The IOC holds property rights in the accounts and descriptions of the Olympic Games and sells the television and radio rights for the Games. As a result, as well as from the IOC’s control of the venues and its restriction of the dissemination of the news from those venues, the IOC has the right to control the use of information relating to the athletic events for a reasonable time following the completion of those events. Moreover, tickets to Olympic events include a restriction that prohibits persons located within the event venue from disseminating accounts of the sports event to the media without authorized press credentials. Unless a station has applied for and obtained press credentials, it may not report on the Olympic Games from the venue while an event is in progress.

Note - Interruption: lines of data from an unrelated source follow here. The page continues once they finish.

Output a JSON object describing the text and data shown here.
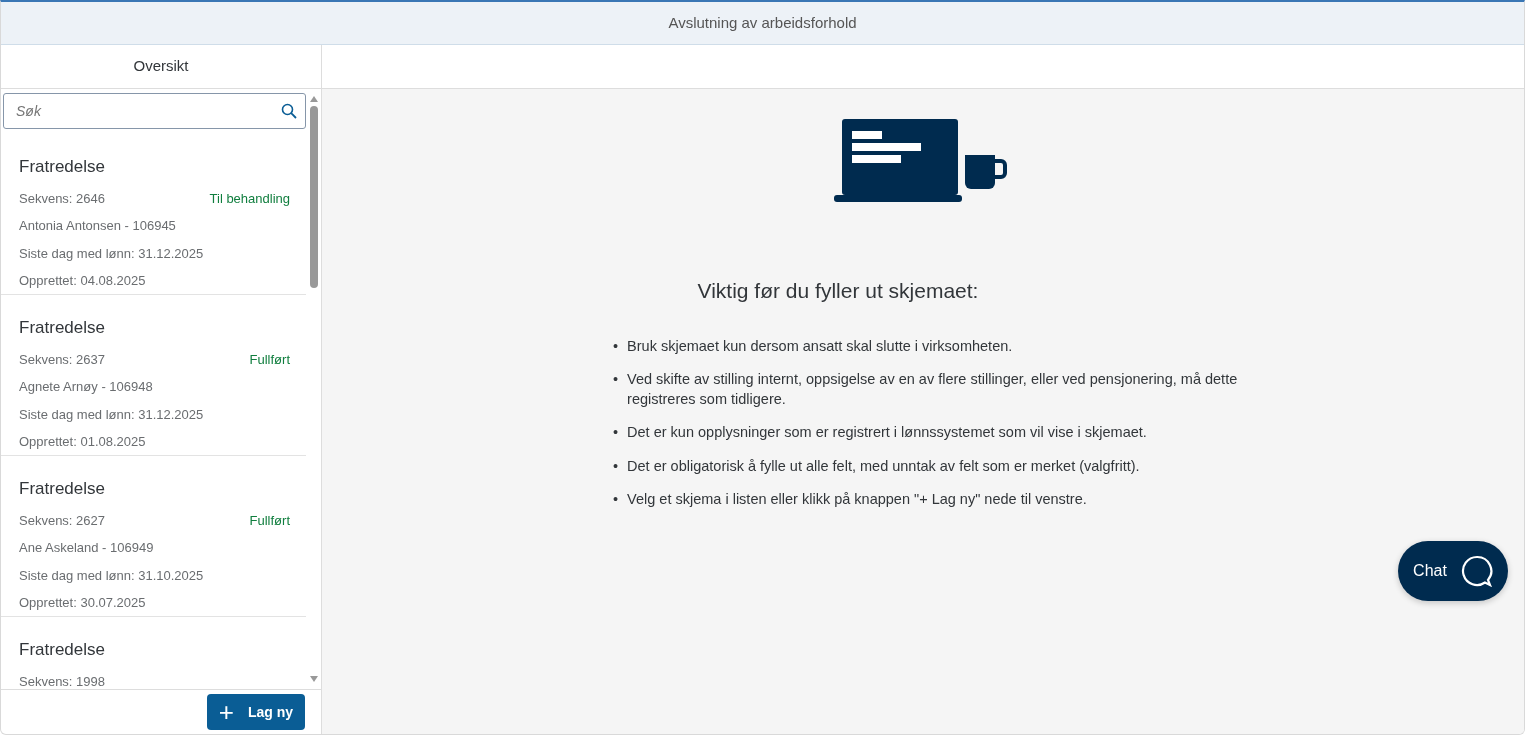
{
  "header": {
    "title": "Avslutning av arbeidsforhold"
  },
  "sidebar": {
    "tab": "Oversikt",
    "search": {
      "placeholder": "Søk"
    },
    "items": [
      {
        "title": "Fratredelse",
        "sequence": "Sekvens: 2646",
        "status": "Til behandling",
        "employee": "Antonia Antonsen - 106945",
        "last_day": "Siste dag med lønn: 31.12.2025",
        "created": "Opprettet: 04.08.2025"
      },
      {
        "title": "Fratredelse",
        "sequence": "Sekvens: 2637",
        "status": "Fullført",
        "employee": "Agnete Arnøy - 106948",
        "last_day": "Siste dag med lønn: 31.12.2025",
        "created": "Opprettet: 01.08.2025"
      },
      {
        "title": "Fratredelse",
        "sequence": "Sekvens: 2627",
        "status": "Fullført",
        "employee": "Ane Askeland - 106949",
        "last_day": "Siste dag med lønn: 31.10.2025",
        "created": "Opprettet: 30.07.2025"
      },
      {
        "title": "Fratredelse",
        "sequence": "Sekvens: 1998"
      }
    ],
    "new_button": {
      "icon": "+",
      "label": "Lag ny"
    }
  },
  "main": {
    "heading": "Viktig før du fyller ut skjemaet:",
    "bullets": [
      {
        "marker": "•",
        "text": "Bruk skjemaet kun dersom ansatt skal slutte i virksomheten."
      },
      {
        "marker": "•",
        "text": "Ved skifte av stilling internt, oppsigelse av en av flere stillinger, eller ved pensjonering, må dette registreres som tidligere."
      },
      {
        "marker": "•",
        "text": "Det er kun opplysninger som er registrert i lønnssystemet som vil vise i skjemaet."
      },
      {
        "marker": "•",
        "text": "Det er obligatorisk å fylle ut alle felt, med unntak av felt som er merket (valgfritt)."
      },
      {
        "marker": "•",
        "text": "Velg et skjema i listen eller klikk på knappen \"+ Lag ny\" nede til venstre."
      }
    ]
  },
  "chat": {
    "label": "Chat"
  }
}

Once an event has concluded, it is permissible to report the “news” of the event, such as the names of the medalists and scores of the event. A station may also report news of the events from publicly-available sources, such as wire services, while the event is underway. In the context of news reporting, use of Olympic trademarks are permitted; for example, the use of the phrase, “We’ll have highlights from the Olympics tonight at 11:00,” should not be deemed to infringe the trademarks of the Olympic committees.
Courts have held that the copyright owner of a telecast – in this case the IOC and its licensees – has a right to charge a fee for the use of highlights. Therefore, stations must obtain consent from the appropriate rights holder before broadcasting highlights of athletic events and the opening and closing ceremonies in station newscasts.
The limited case law in this area indicates that although the First Amendment may allow the media to report “news” concerning the athletic events, such as the scores and names of medalists, shortly after the event has ended, the First Amendment likely does not protect a station that broadcasts footage or more detailed accounts of an event without securing licensed rights to coverage of the event and, in particular, prior to its conclusion.
The IOC has developed and posted on the official Olympic website Social Media, Blogging and Internet Guidelines for Participants and Other Accredited Persons at the Sochi 2014 Olympic Winter Games. Accredited written and photographic press can freely utilize social media platforms for bona fidereporting purposes and are permitted to use the Olympic symbol for factual or editorial purposes. However, accredited persons should not use social media to create or imply an association with a third party or a third party’s products or services, as well as the Olympic Games or Olympic Movement without prior written approval from the IOC and/or the USOC. Accredited media personnel in Sochi should review these guidelines fully prior to arrival at the Games.
If you have any questions regarding the legality of broadcasts or marketing promotions relating to the Olympics, please contact your primary attorney in our office.